I liked to explore the property across the road from my house when I was growing up. This was OK because my favorite aunt & uncle owned the place, but they lived in Chicago and the place across the street lay vacant. There was a fallen down barn, a basement-house, and a couple out-buildings. I was poking around the loft in one of the out-buildings and I found some old books and magazines. The books were Hardy Boys and Tarzan and I devoured them. Then I turned to the magazines.
They were Popular Mechanix magazines that dated from the early 1950s. I found them quite interesting and read them intently.
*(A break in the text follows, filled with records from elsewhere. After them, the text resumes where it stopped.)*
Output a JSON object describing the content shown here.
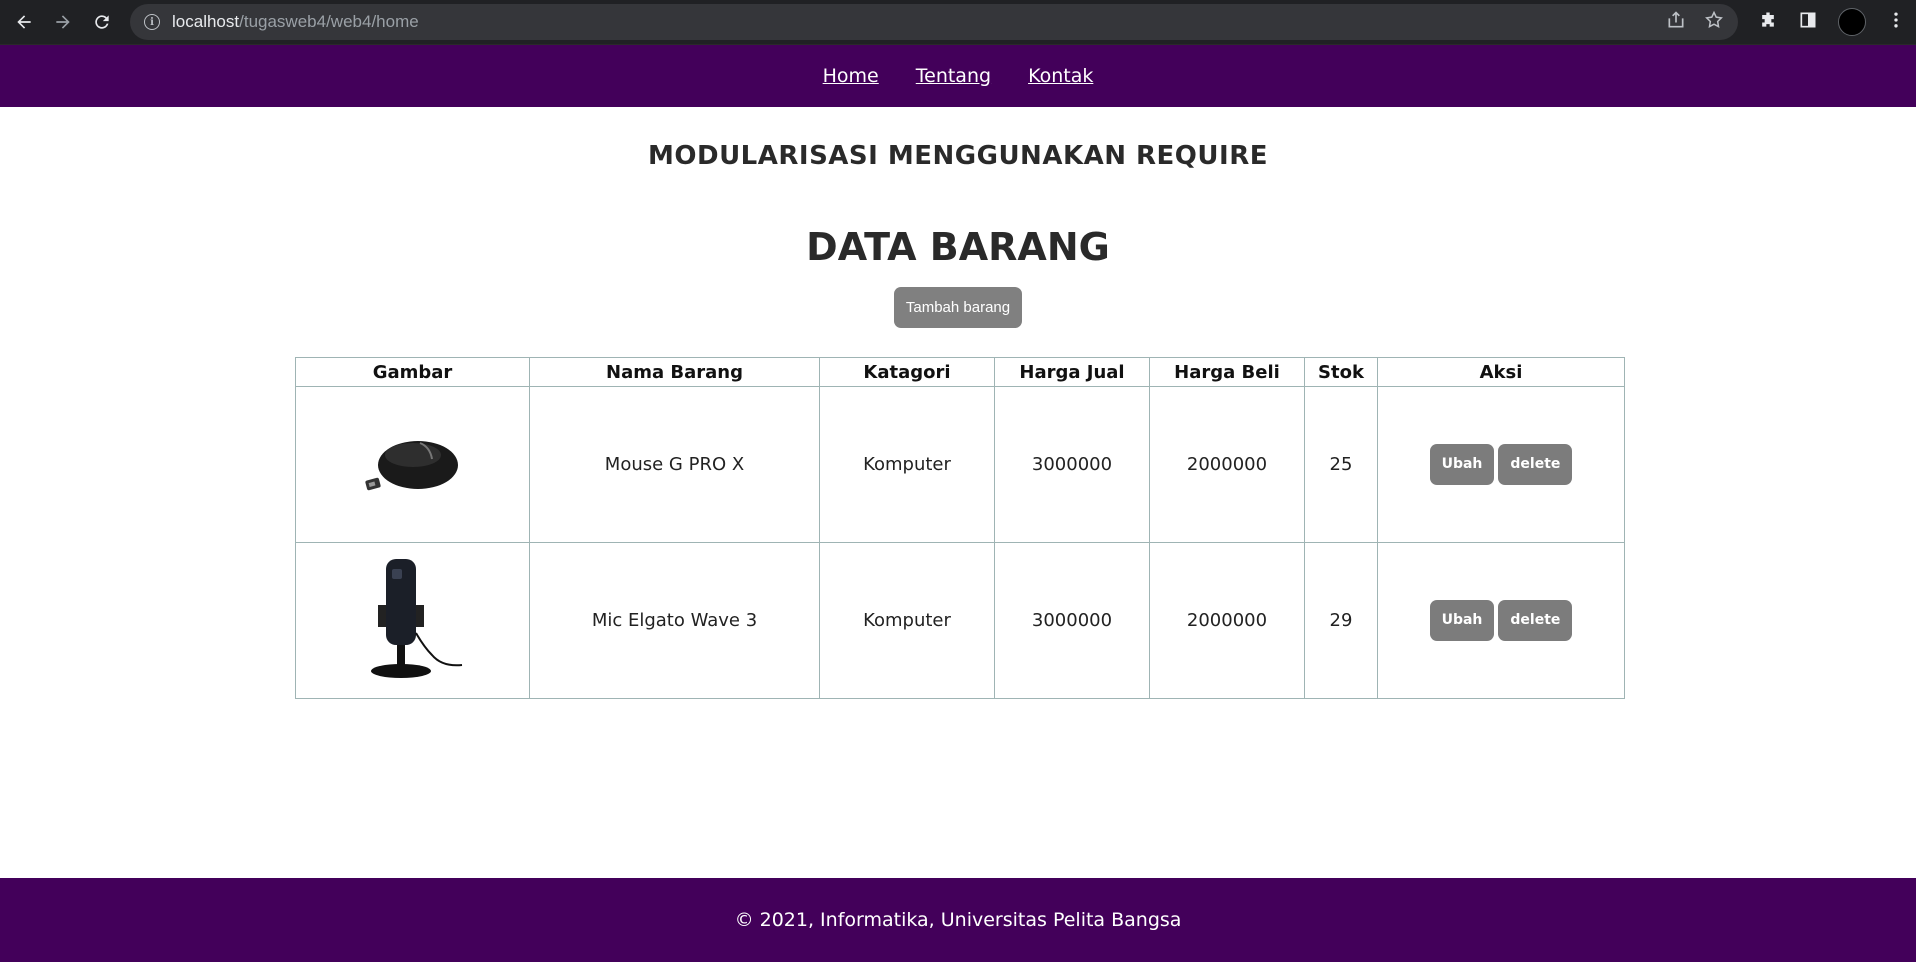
{
  "browser": {
    "url_host": "localhost",
    "url_path": "/tugasweb4/web4/home"
  },
  "nav": {
    "items": [
      {
        "label": "Home"
      },
      {
        "label": "Tentang"
      },
      {
        "label": "Kontak"
      }
    ]
  },
  "page": {
    "subtitle": "MODULARISASI MENGGUNAKAN REQUIRE",
    "title": "DATA BARANG",
    "add_button": "Tambah barang"
  },
  "table": {
    "headers": [
      "Gambar",
      "Nama Barang",
      "Katagori",
      "Harga Jual",
      "Harga Beli",
      "Stok",
      "Aksi"
    ],
    "rows": [
      {
        "image": "mouse-image",
        "name": "Mouse G PRO X",
        "category": "Komputer",
        "sell": "3000000",
        "buy": "2000000",
        "stock": "25",
        "edit": "Ubah",
        "delete": "delete"
      },
      {
        "image": "microphone-image",
        "name": "Mic Elgato Wave 3",
        "category": "Komputer",
        "sell": "3000000",
        "buy": "2000000",
        "stock": "29",
        "edit": "Ubah",
        "delete": "delete"
      }
    ]
  },
  "footer": {
    "text": "© 2021, Informatika, Universitas Pelita Bangsa"
  },
  "colors": {
    "brand": "#43005a",
    "button": "#808080"
  }
}
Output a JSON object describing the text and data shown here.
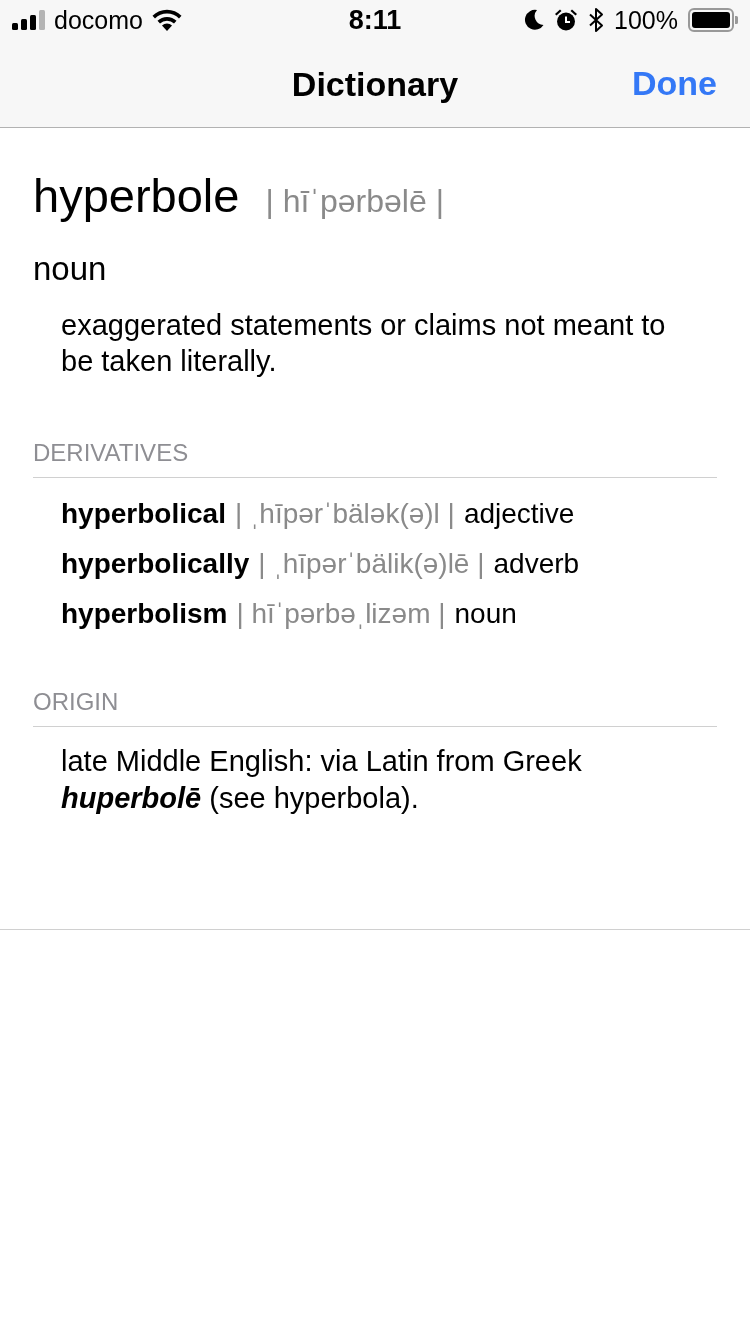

Thought of those magazines makes me feel quite nostalgic.
Thus, I was amused when I saw that someone had linked an article they'd scanned in from a 1950 Popular Mechanix entitled,
"Miracles You'll See In The Next 50 Years." I was surprised and pleased to see that I actually remembered reading this magazine when I was a teenager. At that time (the early '70s) the predictions were a little funky, but nowhere near as odd as they are today.
When I was a kid I read all the Science Fiction I could get my hands on. And I knew that the future would be full of cool stuff like nuclear powered flying cars and jet packs. No mention of personal computers or the internet, though. That's the problem, back in the 50s and 60s a Science Fiction writer had a pretty good chance of making some really accurate predictions as well as some really unrealistic ones. People remember things where SF got close, like the Apollo project. People forget where SF really missed the mark, like flying cars.
The things that made such dandy plot devices for the SF of my youth have proven fairly intractible. And other things the Golden Age SF writer found unthinkable are widely deployed. For example, we have computers all over the place, but does any of them do speech recognition like you see Mr. Spock talk to the ship's computer on Star Trek? Here's an example: When I answer my telephone, I say, "Steve Poling speaking." The more advanced telemarketing systems are built to automatically dial and then listen for someone to say, "Hello." When they don't hear "Hello" they hang up and go to the next number without enqueueing a telemarketing person to take the call. By saying, "Steve Poling speaking," I defeat the technology by saying something unexpected that any human can readily understand.